### What you have to do
The only acceptable reply is the number of lines in the material below that hold "large".

### Exercise material

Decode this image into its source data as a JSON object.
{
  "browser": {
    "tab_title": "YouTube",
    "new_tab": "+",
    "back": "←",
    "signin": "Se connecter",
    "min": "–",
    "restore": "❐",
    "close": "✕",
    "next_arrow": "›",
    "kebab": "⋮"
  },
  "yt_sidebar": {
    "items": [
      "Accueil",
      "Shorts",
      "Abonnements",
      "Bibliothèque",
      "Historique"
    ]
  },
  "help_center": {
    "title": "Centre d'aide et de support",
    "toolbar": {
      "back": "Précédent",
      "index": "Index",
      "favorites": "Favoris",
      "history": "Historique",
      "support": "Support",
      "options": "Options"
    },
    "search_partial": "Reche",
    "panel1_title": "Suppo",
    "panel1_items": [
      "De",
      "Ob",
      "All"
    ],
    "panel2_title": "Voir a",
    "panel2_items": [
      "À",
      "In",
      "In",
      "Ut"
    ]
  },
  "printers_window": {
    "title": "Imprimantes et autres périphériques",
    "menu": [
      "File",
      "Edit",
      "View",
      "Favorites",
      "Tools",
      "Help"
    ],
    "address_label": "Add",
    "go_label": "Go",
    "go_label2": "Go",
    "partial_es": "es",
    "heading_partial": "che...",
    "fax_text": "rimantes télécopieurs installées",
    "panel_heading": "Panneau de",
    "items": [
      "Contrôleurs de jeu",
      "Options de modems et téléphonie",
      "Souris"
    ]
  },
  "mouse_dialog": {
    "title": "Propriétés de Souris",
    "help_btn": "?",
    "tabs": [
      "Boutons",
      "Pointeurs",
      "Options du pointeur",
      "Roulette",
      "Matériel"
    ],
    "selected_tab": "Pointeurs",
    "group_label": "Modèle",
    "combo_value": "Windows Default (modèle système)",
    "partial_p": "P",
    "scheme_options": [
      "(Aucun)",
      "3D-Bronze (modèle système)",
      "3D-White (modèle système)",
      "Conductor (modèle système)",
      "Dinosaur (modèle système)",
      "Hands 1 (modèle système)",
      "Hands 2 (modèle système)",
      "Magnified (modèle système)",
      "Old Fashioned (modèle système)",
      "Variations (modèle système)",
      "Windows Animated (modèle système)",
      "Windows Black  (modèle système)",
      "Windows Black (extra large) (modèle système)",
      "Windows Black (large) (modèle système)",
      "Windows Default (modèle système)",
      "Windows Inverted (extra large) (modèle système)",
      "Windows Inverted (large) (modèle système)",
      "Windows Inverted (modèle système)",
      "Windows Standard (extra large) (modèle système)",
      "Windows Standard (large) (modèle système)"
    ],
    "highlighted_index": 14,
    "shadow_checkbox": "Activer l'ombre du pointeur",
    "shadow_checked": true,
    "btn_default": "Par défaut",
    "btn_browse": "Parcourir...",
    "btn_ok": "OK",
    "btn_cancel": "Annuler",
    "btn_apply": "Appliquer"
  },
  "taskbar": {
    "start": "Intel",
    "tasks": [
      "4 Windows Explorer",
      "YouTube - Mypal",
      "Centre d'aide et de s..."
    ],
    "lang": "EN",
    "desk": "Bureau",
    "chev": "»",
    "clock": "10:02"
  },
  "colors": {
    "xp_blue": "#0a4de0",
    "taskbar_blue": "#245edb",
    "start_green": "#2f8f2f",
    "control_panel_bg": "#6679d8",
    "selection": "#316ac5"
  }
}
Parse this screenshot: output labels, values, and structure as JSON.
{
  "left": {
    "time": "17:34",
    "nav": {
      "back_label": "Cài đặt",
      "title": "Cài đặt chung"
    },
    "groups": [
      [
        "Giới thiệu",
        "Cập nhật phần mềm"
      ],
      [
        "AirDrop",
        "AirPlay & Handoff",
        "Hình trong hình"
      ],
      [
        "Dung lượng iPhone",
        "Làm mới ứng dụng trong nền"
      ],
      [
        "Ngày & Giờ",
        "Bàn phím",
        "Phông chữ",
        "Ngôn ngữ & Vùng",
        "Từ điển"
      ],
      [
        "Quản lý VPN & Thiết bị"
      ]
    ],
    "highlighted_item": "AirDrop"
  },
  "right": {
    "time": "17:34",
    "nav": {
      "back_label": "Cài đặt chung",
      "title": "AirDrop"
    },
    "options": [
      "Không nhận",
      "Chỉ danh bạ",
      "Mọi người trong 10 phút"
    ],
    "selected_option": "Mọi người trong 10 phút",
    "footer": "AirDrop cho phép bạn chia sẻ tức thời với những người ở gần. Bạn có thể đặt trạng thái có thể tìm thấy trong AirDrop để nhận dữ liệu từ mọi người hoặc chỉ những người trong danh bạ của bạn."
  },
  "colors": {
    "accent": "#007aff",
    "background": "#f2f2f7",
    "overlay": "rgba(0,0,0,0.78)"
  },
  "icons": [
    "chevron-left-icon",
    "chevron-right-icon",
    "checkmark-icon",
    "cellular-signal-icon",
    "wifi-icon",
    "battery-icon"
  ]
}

### Result of this task
6